The Reality of the Rural Broadband Gap
The saying goes “knowledge is power.” If that’s true, then power is more accessible than ever before. Millions upon millions of people have instant access to virtually limitless troves of information thanks to our old pal the internet.
In the last 15 or so years, we’ve seen internet grow from a lovable (albeit loud and irritating) modem-based institution to a lightning fast, wireless sports car, capable of tremendous download speed and streaming. However, just because everyone you know is probably connected via internet, that doesn’t mean that some folks don’t still struggle to achieve fast, reliable web service.
Sparsely populated rural areas are some of the last people in America to have access to affordable, high performance internet. About 23.4 million Americans in rural communities lack broadband internet access.
It’s a bit of the curse of capitalism at work here. It’s easy to provide a connection to folks in, say, New York City who are geographically proximal and surrounded by about 20 million of their fellow humanity ($$$).
It’s a less rewarding venture to connect folks in rural Pennsylvania who share an area code but may be 15 miles apart. Not only that, but their neighbors are 15 miles from them and so on and so on. Essentially, it doesn’t make fiscal sense for a major ISP to invest in providing high speed internet to just a handful of people spaced far apart.
Enter Microsoft’s Rural Airband Initiative. Microsoft has long been a champion for information equality and they really do believe in the cause. Microsoft has committed to three elements on a five-year basis.
- Direct projects with partners: Microsoft will invest in partnerships with telecommunications companies with the goal of bringing broadband connectivity to two million people in rural America by July 4, 2022. Microsoft says they and their partners will have 12 projects up and running in 12 states in the next 12 months.
- Digital skills training for people of all ages: The Rural Airband Initiative will invest in in helping to train people of all ages in rural communities on the latest technology so they can use this new connectivity to improve things like healthcare, agriculture, and business. 3.
- Stimulating investment by others through technology licensing: Microsoft’s ultimate goal is to help serve as a catalyst for market investments by others in order to reach additional communities. Microsoft is launching a new technology program to stimulate investment through royalty-free access to at least 39 patens and sample source code related to technology they’ve developed to better enable broadband connectivity through the use of TV white spaces spectrum in rural areas.
What is Needed from the Public Sector

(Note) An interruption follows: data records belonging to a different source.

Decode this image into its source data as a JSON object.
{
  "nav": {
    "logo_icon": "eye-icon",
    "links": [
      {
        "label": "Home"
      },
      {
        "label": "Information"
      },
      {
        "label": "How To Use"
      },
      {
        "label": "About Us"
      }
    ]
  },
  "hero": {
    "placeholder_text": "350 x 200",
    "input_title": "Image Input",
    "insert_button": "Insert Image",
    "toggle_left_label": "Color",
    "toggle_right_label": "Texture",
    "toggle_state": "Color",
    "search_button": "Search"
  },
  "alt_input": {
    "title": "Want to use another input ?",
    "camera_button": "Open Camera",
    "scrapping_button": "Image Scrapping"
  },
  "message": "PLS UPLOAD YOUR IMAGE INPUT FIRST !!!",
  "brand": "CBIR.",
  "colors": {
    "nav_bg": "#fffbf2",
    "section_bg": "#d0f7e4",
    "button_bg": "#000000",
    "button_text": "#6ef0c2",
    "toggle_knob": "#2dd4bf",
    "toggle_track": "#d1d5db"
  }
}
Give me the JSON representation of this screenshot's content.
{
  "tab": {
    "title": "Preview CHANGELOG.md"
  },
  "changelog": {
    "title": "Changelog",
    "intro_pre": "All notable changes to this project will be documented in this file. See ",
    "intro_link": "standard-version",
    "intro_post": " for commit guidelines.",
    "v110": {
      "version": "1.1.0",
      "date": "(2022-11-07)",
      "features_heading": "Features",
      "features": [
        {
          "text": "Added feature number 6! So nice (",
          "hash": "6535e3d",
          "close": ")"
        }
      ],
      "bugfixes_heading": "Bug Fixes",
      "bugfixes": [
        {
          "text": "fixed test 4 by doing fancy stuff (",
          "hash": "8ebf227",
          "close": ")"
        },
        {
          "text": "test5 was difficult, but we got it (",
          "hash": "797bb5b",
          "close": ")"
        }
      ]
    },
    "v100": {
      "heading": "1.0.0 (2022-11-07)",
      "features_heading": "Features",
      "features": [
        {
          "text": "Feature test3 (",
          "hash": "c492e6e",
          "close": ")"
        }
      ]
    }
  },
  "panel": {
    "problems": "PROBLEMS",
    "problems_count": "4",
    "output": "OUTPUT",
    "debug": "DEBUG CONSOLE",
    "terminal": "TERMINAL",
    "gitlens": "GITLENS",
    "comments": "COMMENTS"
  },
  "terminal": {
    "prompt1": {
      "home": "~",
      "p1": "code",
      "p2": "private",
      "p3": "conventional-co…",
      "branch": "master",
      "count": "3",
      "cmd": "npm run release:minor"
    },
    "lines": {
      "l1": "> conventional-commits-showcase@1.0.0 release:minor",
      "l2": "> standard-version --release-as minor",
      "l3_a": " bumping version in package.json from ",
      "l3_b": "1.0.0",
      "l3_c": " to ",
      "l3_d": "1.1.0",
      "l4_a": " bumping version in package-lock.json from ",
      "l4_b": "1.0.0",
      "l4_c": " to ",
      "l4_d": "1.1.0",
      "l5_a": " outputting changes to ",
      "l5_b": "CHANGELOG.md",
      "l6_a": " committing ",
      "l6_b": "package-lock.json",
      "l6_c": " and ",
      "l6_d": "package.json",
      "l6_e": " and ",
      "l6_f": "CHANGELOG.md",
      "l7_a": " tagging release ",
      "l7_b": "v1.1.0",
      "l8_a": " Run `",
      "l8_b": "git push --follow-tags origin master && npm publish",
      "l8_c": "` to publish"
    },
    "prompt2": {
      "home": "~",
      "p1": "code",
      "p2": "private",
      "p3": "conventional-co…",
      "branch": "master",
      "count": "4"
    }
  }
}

Microsoft says that they believe that private sector organizations can lead the way when it comes to closing the rural broadband gap, but that there a three specific governmental measures needed.
- Use of spectrum: The FCC needs to ensure the continued use of spectrum needed for this mixed technology model. Specifically, it will be important for the FCC to ensure that at least three channels below 700 MHz – the so-called TV white spaces – are available for use on an unlicensed basis in every market of the country, with additional TV white spaces available in smaller markets and rural areas.
- Infrastructure investments: Additionally, federal and state infrastructure investments should include targeted funds on a matching basis for the capital investments that will best expand coverage into rural areas that currently lack broadband access today. These funds should be made available for use by multiple technologies on the basis of the most cost effective available, including TV White Spaces, fixed wireless, and satellite usage.
- Data collection: Finally, there is a need for improved data collection about rural broadband coverage. The FCC can help by accelerating its work to collect and report publicly on the state of broadband coverage in rural counties, thereby aiding policy makers and the private sector in making targeted investments
It’s high time that our rural brothers and sisters had the same access to the internet as the rest of the population and Microsoft has laid out a very feasible roadmap to get them there. Ideally, this initiative will pave the way for people of all ages in rural areas to whom the vast knowledge contained online was on once unattainable. With more rural areas getting into the fold, those previously unrealized ideas and aspirations should be well within reach.